Anders Wivel is Professor with special responsibilities in the Department of Political Science, University of Copenhagen. His research interests include foreign policy, in particular the foreign policies of small states, and international relations theory, in particular the realist tradition. His work has been published in a large number of academic journals including, e.g. Cooperation and Conflict, International Studies Review, Journal of Common Market Studies and Journal of European Integration. His most recent books are The Routledge Handbook of Scandinavian Politics (Routledge, 2018, co-edited with Peter Nedergaard) and International Institutions and Power Politics: Bridging the Divide (Georgetown University Press, 2019, co-edited with T.V. Paul). From 2017 to 2019 he served as chief investigator and deputy director of research at The Independent Inquiry of Denmark’s Military Participation in Kosovo, Afghanistan and Iraq.

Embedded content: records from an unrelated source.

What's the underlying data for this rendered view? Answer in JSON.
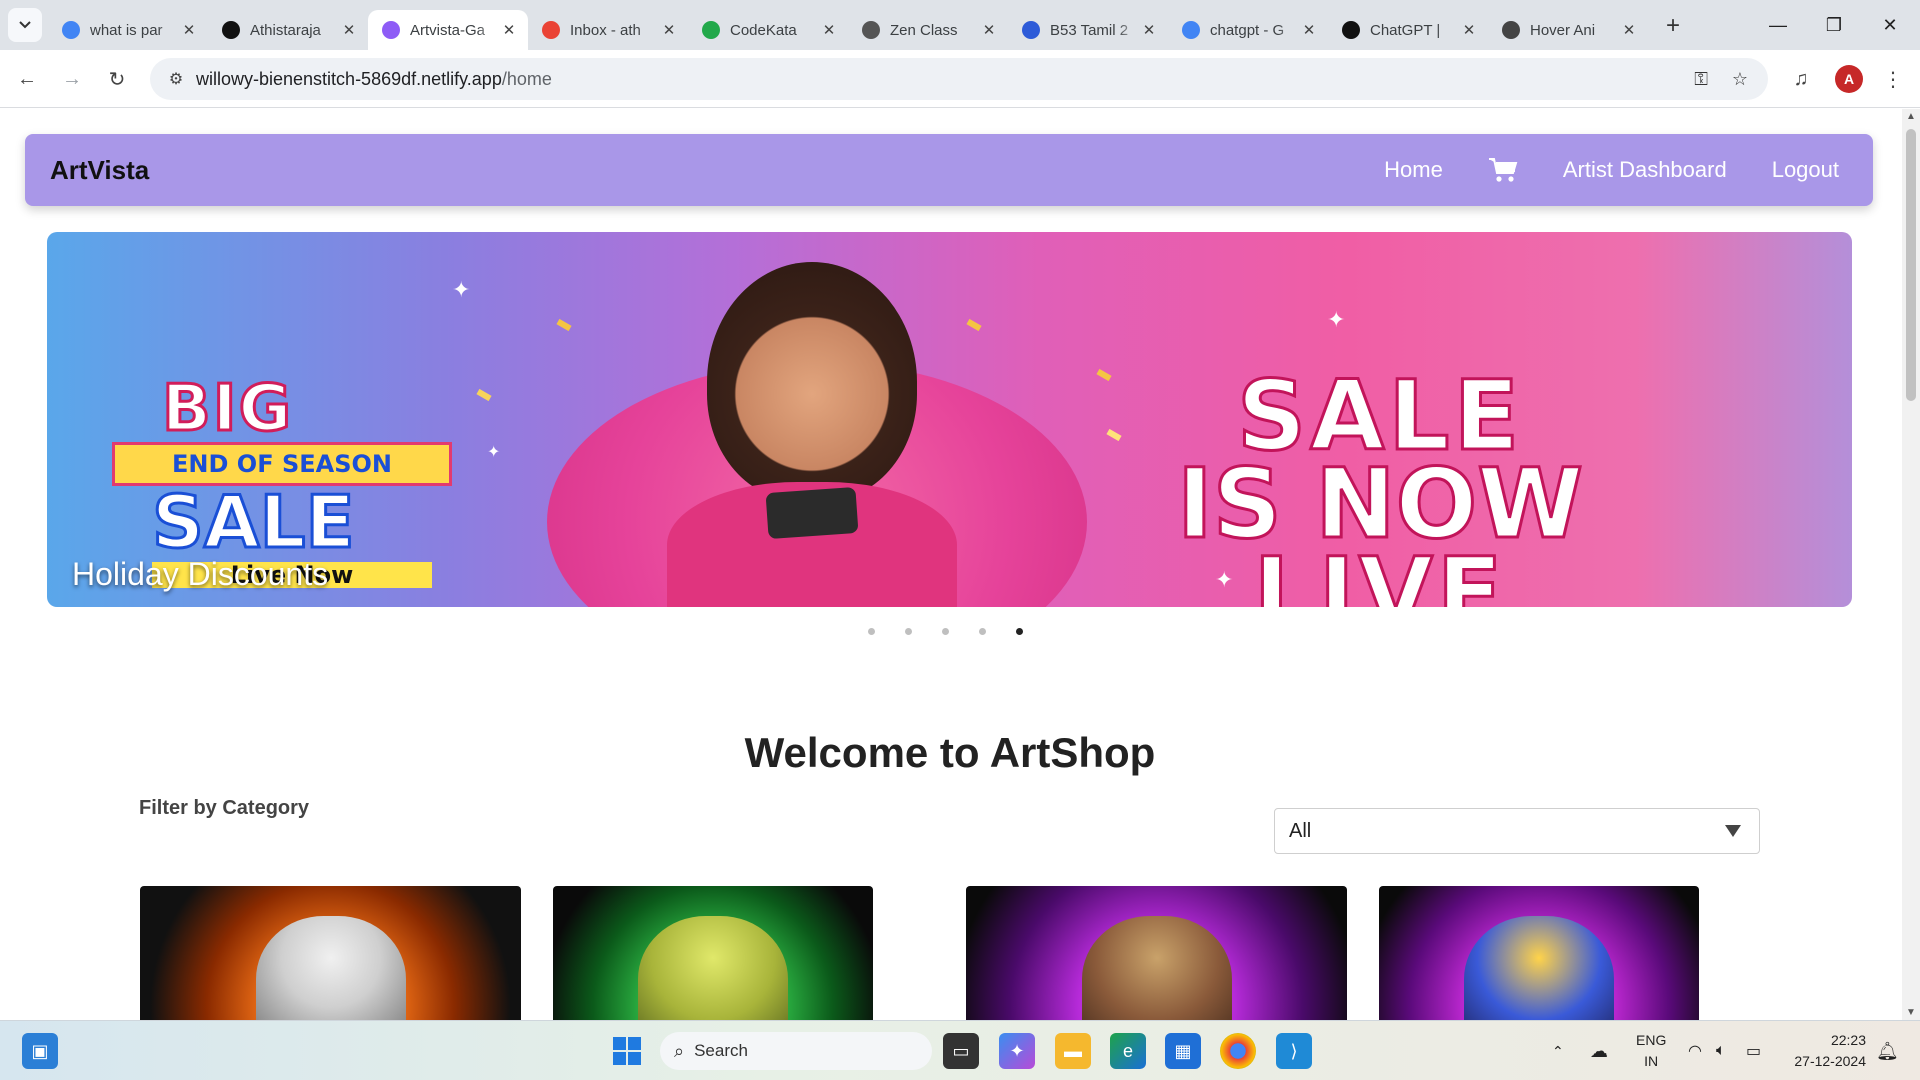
{
  "browser": {
    "tabs": [
      {
        "title": "what is par",
        "favicon": "google-icon",
        "color": "#4285f4"
      },
      {
        "title": "Athistaraja",
        "favicon": "github-icon",
        "color": "#111111"
      },
      {
        "title": "Artvista-Ga",
        "favicon": "vite-icon",
        "color": "#8e5cf6",
        "active": true
      },
      {
        "title": "Inbox - ath",
        "favicon": "gmail-icon",
        "color": "#ea4335"
      },
      {
        "title": "CodeKata",
        "favicon": "codekata-icon",
        "color": "#22a84a"
      },
      {
        "title": "Zen Class",
        "favicon": "zen-icon",
        "color": "#555555"
      },
      {
        "title": "B53 Tamil 2",
        "favicon": "zoom-icon",
        "color": "#2d5bd8"
      },
      {
        "title": "chatgpt - G",
        "favicon": "google-icon",
        "color": "#4285f4"
      },
      {
        "title": "ChatGPT |",
        "favicon": "openai-icon",
        "color": "#111111"
      },
      {
        "title": "Hover Ani",
        "favicon": "openai-icon",
        "color": "#444444"
      }
    ],
    "url_host": "willowy-bienenstitch-5869df.netlify.app",
    "url_path": "/home"
  },
  "navbar": {
    "brand": "ArtVista",
    "links": [
      "Home",
      "Artist Dashboard",
      "Logout"
    ]
  },
  "carousel": {
    "caption": "Holiday Discounts",
    "banner_left": {
      "big": "BIG",
      "band": "END OF SEASON",
      "sale": "SALE",
      "live": "Live Now"
    },
    "banner_right": {
      "line1": "SALE",
      "line2": "IS NOW",
      "line3": "LIVE"
    },
    "slide_count": 5,
    "active_index": 4
  },
  "main": {
    "heading": "Welcome to ArtShop",
    "filter_label": "Filter by Category",
    "filter_value": "All"
  },
  "taskbar": {
    "search_placeholder": "Search",
    "lang_line1": "ENG",
    "lang_line2": "IN",
    "time": "22:23",
    "date": "27-12-2024"
  },
  "colors": {
    "navbar": "#a997e8",
    "accent": "#8e5cf6"
  }
}
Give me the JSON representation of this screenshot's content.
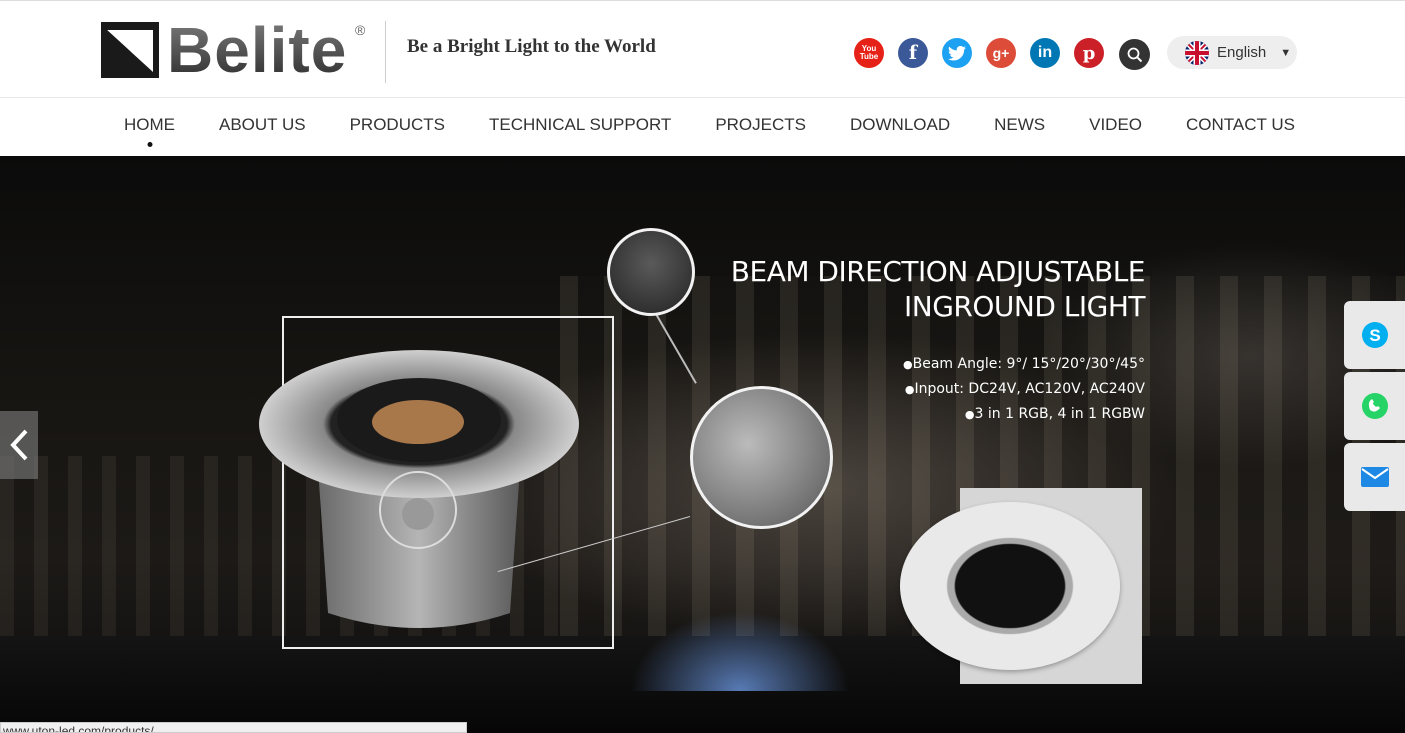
{
  "brand": {
    "name": "Belite",
    "registered": "®",
    "slogan": "Be a Bright Light to the World"
  },
  "social": [
    {
      "name": "youtube",
      "label": "You Tube",
      "color": "#e62117"
    },
    {
      "name": "facebook",
      "label": "f",
      "color": "#3b5998"
    },
    {
      "name": "twitter",
      "label": "t",
      "color": "#1da1f2"
    },
    {
      "name": "google-plus",
      "label": "g+",
      "color": "#dd4b39"
    },
    {
      "name": "linkedin",
      "label": "in",
      "color": "#0077b5"
    },
    {
      "name": "pinterest",
      "label": "p",
      "color": "#cb2027"
    }
  ],
  "language": {
    "selected": "English"
  },
  "nav": {
    "items": [
      {
        "label": "HOME",
        "active": true
      },
      {
        "label": "ABOUT US"
      },
      {
        "label": "PRODUCTS"
      },
      {
        "label": "TECHNICAL SUPPORT"
      },
      {
        "label": "PROJECTS"
      },
      {
        "label": "DOWNLOAD"
      },
      {
        "label": "NEWS"
      },
      {
        "label": "VIDEO"
      },
      {
        "label": "CONTACT US"
      }
    ]
  },
  "banner": {
    "title_line1": "BEAM DIRECTION ADJUSTABLE",
    "title_line2": "INGROUND LIGHT",
    "specs": [
      "Beam Angle: 9°/ 15°/20°/30°/45°",
      "Inpout: DC24V, AC120V, AC240V",
      "3 in 1 RGB, 4 in 1 RGBW"
    ]
  },
  "side_contacts": [
    "skype",
    "whatsapp",
    "email"
  ],
  "status_url": "www.uton-led.com/products/"
}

Attendees at the GRENPEC Launch Meeting in Toronto, March 27, 2019

Rajesh Basrur (Nanyang Technological University)
Steve Chan (University of Colorado, Boulder)
Peter Markus Christensen (University of Copenhagen)
Anne Clunan (Naval Postgraduate School)
Neta C. Crawford (Boston University)
Feliciano de Sa Guimares (University of Sao Paulo)
Kal Holsti (University of British Columbia)
Arie Kacowicz (Hebrew University, Jerusalem)
Miles Kahler (American University)
Benny Miller (University of Haifa)
T.V. Paul (McGill University)
Norrin Ripsman (Lehigh University)
Bhubhindar Singh (Nanyang Technological University)
Lars Skalnes (University of Oregon)
Arturo Sotomayor (George Washington University)
Jeffrey W. Taliaferro (Tufts University)
Harold Trinkunas (Stanford University)
Shiping Tang (Fudan University, Shanghai)
Ole Waever (University of Copenhagen)
Anders Wivel (University of Copenhagen)

WC29: Understanding Peaceful Change in World Politics

When: Wednesday, March 27, 1:45 PM – 3:30 PM

 Where:Lismer, Hilton Toronto

 About this Roundtable


Understanding Peaceful Change in World Politics

Sponsored By


Abstract and Keywords

This roundtable will examine the causes and conditions that generate peaceful change in world politics, both at macro and micro-levels. When do we get peaceful power transitions, and non-violent accommodations and when do the opposite happen? Are all peaceful transitions good? What structural, and normative conditions are associated with peaceful change? What policy advice IR theorists can offer for transitions without war, especially in the current context involving China and the US?

Peace; Social Change; China